Powers & Abilities – the throwaway stuff
The skills and gear that only appeared once during the 1940s. As her gimmick(s) for that story, Catwoman might demonstrate one or more of those.
The stories where she has the most additional abilities and equipment also tend to be the ones where her characterisation is more distinctive.
These, as usual in fiction, allow for magically efficient impersonations. Especially since Catwoman can mimic voices, given enough material and practice.
In one story, Catwoman has pro-level beautician skills. Heh, why not.
In another story, the Catwoman could create a successful fashion magazine within a month (!). She then manages its rise into spin-offs and media events. Cats are known for their natural publishing instincts, so that’s credible.
And that one time in 1947, Catwoman was a solid equestrienne.
The original cat-acombs are an underground labyrinth, where even Batman and Robin were lost for hours.
Beyond the weak pun, the cat-acombs are notable since the Cat, who is simply a masked thief at that point, suddenly uses a more super-villain-ish asset.
In some story a compact pistol evoking a Colt M1908 Pocket Hammerless. In others a larger one evoking a Fabrique Nationale Modèle 1903.
These guns are seldom actually used. And if she pulls the trigger, it’ll normally be for indirect tactics. Say, shooting lamps to gain the cover of darkness. Still, she does that with solid accuracy.
She also sometimes carries a knife, but this is solely for utility.
Catwoman once used flash powder, as a sort of low-powered flash-bang grenade. This powder is usually used by stage magicians.
In 1948, she uses a bona fide grenade. It is used to blow up a small drawbridge to prevent pursuit, but it’s a startling escalation.
Cat’s eye gem
This get-out-of-jail-card was a small gem she could hide on her person. She used it to briefly hypnotise a prison matron, then escape.
The Kitty Car
Catwoman often uses getaway cars – which have, by 1940s standards, good performances. But in 1947, she deploys a far more remarkable car.
The Kitty Car, a powerful roadster, is a match for the Batmobile of 1947. Its body is outrageously styled as a black house cat, leaping with all four paws extended and its tail up.
The car also features hidden jump jets. These small rockets allows the Kitty Car to make big jumps without any ramp, though we’d assume they only have enough fuel for one such stunt.
Cat o’ nine tails
In a 1947 story, the Catwoman wears a trick belt over her outfit’s actual belt. With a quick tug, it becomes a cat-o-nine-tails. That is, a handle topped with nine lashes with weighted tips, about ten inches (25cm) long.
Though she’s still not portrayed as a fighter, her cat-o-nine-tails blows are accurate. This allows her to force Batman back, disarm people, etc..

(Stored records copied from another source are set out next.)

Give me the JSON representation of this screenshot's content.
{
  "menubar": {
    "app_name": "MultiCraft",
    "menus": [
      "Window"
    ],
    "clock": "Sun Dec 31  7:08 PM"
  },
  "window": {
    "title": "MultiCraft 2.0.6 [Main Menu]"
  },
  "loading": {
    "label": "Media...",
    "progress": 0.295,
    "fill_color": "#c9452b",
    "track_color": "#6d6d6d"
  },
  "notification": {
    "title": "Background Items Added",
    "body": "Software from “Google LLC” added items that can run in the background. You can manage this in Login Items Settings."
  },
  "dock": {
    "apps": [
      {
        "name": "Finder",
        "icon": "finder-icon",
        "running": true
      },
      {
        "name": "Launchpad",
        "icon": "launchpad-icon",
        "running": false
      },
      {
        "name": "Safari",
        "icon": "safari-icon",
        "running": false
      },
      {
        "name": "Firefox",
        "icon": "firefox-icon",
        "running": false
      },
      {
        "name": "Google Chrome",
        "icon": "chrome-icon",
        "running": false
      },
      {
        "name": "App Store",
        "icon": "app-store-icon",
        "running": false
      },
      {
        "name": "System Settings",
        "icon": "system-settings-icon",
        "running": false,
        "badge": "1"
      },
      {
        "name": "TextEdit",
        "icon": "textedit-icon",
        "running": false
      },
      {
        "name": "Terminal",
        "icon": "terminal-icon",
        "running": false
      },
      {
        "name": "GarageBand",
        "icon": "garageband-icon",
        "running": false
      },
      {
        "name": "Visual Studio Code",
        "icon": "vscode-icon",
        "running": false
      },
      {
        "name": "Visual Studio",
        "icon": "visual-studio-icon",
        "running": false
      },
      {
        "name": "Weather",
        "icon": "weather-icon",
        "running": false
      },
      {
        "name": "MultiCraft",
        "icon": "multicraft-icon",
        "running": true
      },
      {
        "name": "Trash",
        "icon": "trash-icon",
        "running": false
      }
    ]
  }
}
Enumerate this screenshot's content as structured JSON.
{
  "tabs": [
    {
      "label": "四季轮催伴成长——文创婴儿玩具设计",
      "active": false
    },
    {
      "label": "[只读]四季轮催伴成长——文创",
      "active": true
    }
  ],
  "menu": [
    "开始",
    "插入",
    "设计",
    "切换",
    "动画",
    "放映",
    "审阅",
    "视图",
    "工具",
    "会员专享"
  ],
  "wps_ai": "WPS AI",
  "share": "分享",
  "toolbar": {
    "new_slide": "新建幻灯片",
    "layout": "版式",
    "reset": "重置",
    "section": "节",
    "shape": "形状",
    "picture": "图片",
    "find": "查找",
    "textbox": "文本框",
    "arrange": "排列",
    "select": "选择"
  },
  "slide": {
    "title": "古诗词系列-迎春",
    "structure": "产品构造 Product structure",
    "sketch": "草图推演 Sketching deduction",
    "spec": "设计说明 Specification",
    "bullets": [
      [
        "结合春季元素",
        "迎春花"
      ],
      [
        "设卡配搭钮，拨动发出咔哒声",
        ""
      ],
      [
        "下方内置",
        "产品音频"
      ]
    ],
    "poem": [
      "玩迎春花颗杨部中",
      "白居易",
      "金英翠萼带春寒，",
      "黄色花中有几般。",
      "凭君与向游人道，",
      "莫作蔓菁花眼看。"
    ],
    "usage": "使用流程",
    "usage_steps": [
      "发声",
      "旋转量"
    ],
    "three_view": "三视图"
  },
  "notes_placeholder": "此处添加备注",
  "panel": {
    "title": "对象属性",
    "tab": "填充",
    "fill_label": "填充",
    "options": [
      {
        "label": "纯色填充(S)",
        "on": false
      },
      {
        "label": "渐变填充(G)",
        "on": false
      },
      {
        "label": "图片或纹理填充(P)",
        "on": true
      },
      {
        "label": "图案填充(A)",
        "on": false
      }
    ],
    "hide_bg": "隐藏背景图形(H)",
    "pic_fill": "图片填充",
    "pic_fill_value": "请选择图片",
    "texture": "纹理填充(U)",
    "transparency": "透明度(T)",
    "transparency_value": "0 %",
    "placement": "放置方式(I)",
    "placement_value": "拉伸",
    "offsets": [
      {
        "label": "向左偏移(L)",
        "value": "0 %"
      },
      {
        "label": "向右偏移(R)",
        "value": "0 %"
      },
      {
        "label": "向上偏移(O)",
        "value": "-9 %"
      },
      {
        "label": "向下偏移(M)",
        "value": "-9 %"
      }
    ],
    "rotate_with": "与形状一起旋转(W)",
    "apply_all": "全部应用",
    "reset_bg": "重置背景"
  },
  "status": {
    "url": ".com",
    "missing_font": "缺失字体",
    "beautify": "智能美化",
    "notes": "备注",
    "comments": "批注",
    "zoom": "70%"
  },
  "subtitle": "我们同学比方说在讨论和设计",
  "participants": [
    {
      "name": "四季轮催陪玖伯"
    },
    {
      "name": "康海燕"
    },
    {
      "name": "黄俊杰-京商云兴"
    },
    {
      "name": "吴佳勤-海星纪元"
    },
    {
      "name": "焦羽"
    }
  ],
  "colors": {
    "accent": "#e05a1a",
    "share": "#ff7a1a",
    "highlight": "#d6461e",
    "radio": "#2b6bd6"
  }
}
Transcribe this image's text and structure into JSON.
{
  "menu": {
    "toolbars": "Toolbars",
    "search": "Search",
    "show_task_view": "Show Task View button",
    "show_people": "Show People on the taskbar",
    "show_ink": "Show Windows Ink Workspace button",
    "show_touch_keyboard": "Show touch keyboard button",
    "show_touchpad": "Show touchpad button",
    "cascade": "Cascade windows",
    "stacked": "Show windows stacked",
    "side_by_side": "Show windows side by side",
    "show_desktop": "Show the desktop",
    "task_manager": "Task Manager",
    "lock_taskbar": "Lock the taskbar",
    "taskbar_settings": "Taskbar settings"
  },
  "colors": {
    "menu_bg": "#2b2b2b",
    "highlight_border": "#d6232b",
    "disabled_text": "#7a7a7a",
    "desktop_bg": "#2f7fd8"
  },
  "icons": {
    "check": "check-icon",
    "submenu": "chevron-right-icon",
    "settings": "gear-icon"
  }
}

Catwoman’s pet black cat Hecate has one odd scene, where she :
- Is able to locate Catwoman, even though she’s in prison.
- Can sneak all the way into Catwoman’s cell.
- Always carries a skeleton key and small sleeping gas capsules on her collar.
This is the most impressive “throwaway” asset of 1940s Catwoman. This schtick is seen in various other Golden Age stories (Bill Finger liked it, I think). It will become central to the 1992 cinematic Catwoman played by Michelle Pfeiffer.
This ability allows her to miraculously escape certain death. This just pops in, eight lives are expanded in rapid succession, and it vanishes. I blame the Luck Lords .
Continued in part #2!
This profile was split since it’s slightly too long.
Part #2 has mini-recaps of the story, the stats, the quotes, the appearance and characterisation notes, etc..
Source of Character: 1940s Batman comics.
Helper(s): Darci, and Hecate the black cat.
Writeup completed on the 4th of November, 2018.